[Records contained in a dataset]
* * * *

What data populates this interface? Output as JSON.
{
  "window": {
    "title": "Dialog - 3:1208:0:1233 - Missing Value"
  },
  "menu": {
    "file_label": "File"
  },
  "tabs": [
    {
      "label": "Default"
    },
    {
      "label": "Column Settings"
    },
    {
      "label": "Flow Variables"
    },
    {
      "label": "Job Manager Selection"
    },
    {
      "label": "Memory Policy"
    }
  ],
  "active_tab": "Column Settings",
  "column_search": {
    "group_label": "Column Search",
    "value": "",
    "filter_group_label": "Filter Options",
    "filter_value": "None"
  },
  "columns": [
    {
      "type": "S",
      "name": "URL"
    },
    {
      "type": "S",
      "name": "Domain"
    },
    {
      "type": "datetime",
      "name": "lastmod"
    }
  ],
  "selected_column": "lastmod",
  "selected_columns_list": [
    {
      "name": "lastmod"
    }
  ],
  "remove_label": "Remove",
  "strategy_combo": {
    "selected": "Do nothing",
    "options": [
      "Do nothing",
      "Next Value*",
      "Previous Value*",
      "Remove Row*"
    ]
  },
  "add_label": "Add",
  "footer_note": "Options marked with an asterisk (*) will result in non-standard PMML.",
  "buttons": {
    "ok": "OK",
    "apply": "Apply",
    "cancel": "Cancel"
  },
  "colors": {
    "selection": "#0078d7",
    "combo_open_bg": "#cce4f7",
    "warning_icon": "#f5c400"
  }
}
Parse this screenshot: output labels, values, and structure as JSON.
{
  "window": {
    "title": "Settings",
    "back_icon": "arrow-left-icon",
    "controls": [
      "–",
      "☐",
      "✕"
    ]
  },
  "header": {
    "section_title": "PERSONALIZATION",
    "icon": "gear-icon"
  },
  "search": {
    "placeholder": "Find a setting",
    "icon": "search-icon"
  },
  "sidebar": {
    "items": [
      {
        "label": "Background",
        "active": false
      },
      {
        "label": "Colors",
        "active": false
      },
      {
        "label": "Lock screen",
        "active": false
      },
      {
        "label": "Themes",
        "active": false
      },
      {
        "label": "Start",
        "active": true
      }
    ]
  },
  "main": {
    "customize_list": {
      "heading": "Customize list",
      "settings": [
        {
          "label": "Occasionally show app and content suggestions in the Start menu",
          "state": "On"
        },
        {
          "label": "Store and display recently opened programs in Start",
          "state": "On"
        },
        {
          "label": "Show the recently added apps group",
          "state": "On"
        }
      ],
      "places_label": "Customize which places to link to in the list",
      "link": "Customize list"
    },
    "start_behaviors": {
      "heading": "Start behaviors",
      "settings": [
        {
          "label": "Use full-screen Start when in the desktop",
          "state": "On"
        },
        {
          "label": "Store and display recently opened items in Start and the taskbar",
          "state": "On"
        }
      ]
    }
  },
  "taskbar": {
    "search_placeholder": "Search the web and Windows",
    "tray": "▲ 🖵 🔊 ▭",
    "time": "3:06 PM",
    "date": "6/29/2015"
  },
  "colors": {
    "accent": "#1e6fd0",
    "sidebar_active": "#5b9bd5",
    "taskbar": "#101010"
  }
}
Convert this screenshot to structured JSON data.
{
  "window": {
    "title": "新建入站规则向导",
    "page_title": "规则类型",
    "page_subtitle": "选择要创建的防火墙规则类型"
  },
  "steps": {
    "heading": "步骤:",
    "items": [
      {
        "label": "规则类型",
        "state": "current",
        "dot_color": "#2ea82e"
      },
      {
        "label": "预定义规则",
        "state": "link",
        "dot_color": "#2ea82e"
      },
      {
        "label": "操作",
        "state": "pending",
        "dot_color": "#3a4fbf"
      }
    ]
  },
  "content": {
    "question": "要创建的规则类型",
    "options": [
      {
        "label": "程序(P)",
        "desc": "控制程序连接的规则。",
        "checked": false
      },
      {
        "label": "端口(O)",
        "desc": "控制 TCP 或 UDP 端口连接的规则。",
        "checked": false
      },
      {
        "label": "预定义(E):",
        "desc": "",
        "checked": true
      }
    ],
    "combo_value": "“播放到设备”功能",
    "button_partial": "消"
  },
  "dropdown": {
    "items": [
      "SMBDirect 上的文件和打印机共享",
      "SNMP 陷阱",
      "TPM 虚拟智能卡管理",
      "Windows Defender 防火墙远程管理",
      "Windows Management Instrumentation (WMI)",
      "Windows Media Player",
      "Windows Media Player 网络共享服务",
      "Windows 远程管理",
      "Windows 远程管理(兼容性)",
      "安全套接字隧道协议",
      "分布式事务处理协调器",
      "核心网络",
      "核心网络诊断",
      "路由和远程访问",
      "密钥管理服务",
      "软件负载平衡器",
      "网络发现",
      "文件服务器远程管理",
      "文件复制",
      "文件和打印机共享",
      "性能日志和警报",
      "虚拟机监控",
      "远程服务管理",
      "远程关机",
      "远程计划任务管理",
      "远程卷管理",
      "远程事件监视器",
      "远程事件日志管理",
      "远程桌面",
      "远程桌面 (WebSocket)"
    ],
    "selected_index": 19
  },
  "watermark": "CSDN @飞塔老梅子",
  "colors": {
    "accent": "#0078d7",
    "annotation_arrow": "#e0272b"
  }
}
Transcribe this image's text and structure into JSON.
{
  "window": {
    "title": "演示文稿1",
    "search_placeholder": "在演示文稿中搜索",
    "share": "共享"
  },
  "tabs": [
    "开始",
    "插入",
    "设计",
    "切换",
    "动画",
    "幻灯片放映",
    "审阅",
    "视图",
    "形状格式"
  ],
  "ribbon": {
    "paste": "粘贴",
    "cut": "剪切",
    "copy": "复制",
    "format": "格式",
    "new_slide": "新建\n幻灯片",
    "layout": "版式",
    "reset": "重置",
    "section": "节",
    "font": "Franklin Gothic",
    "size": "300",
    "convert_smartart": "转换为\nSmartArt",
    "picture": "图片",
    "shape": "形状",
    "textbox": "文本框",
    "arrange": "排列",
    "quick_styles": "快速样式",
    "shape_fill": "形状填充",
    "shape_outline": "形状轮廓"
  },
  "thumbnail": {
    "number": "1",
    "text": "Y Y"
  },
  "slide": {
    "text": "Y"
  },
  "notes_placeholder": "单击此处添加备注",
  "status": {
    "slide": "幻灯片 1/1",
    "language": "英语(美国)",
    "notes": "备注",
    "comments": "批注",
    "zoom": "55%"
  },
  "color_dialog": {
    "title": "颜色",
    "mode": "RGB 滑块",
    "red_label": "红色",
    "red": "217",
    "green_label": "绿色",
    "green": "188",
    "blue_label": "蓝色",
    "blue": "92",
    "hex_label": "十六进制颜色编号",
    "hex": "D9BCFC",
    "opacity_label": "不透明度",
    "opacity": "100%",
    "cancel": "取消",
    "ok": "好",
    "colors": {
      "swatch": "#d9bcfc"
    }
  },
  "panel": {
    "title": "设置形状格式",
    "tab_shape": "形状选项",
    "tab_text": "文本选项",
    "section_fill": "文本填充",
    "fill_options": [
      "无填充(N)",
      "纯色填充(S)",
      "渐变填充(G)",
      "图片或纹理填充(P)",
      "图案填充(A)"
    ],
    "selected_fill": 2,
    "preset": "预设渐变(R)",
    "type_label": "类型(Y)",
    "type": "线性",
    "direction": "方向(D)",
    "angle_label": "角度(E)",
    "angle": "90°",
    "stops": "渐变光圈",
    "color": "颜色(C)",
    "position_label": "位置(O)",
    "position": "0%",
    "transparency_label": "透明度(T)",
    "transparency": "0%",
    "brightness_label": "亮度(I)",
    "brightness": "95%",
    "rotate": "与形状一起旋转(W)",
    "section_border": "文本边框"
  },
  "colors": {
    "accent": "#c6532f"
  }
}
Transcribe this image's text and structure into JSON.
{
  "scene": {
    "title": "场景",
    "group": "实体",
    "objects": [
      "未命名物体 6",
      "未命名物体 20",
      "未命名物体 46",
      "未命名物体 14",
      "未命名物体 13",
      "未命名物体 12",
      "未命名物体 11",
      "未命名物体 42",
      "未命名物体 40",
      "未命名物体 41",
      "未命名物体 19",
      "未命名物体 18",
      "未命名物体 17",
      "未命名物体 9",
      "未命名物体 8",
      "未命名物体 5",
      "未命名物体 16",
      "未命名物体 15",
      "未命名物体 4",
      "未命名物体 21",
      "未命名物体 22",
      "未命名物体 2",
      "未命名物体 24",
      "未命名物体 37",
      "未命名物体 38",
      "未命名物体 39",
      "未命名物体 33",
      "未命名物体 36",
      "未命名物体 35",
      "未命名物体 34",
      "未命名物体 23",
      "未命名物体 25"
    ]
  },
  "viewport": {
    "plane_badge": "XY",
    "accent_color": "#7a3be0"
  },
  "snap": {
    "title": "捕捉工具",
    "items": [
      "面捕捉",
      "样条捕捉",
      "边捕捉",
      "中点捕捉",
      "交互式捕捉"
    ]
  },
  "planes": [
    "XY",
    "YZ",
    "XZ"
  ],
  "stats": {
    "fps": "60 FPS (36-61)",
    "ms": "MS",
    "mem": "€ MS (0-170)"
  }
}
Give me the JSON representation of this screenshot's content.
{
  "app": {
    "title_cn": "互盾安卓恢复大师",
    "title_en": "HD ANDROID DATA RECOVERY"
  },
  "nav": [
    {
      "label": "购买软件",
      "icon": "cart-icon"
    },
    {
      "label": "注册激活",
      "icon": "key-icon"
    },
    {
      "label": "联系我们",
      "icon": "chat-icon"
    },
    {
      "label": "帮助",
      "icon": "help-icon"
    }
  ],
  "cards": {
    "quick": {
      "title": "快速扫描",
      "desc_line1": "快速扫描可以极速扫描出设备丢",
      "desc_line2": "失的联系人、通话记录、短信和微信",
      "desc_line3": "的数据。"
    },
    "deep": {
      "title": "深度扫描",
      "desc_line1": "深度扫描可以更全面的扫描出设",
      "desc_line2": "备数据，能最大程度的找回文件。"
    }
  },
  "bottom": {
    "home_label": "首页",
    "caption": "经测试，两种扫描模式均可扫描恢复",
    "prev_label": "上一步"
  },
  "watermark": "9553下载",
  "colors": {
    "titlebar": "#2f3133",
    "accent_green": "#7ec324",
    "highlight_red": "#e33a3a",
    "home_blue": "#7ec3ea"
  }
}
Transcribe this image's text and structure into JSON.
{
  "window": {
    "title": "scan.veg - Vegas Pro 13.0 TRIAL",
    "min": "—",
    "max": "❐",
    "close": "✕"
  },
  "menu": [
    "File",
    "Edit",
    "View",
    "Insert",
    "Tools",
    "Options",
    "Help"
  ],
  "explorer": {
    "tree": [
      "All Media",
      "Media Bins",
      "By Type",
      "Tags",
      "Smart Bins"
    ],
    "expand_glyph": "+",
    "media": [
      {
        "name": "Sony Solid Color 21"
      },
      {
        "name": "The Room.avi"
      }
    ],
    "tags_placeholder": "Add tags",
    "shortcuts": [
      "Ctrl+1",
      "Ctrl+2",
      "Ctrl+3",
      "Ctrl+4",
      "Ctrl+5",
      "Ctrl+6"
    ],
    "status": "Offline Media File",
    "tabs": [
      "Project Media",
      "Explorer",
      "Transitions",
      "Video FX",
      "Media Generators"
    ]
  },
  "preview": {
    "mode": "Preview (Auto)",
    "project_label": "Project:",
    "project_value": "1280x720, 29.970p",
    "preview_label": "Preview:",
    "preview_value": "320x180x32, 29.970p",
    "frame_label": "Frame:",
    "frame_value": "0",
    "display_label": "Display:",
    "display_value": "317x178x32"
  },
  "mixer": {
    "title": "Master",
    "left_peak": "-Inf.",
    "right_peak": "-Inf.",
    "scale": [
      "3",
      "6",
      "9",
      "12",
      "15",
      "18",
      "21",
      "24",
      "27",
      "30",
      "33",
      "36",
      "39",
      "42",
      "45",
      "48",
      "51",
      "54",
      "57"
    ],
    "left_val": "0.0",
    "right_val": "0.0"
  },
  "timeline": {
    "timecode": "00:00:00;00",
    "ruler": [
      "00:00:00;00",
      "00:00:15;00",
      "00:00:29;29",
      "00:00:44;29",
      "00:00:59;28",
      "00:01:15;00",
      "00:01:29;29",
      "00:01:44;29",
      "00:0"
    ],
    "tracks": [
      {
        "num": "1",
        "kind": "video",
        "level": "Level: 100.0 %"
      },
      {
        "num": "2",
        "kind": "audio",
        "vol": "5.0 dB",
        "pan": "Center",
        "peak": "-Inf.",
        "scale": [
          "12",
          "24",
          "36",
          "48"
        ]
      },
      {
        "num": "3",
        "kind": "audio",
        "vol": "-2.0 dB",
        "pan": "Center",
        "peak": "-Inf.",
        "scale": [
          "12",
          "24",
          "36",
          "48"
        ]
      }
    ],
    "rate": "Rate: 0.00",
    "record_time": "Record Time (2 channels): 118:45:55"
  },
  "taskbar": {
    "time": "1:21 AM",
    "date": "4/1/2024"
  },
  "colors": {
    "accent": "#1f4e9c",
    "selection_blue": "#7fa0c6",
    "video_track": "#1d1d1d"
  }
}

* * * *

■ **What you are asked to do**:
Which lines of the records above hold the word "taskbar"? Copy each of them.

■ **Task output**:
          "label": "Store and display recently opened items in Start and the taskbar",
  "taskbar": {
    "taskbar": "#101010"
  "taskbar": {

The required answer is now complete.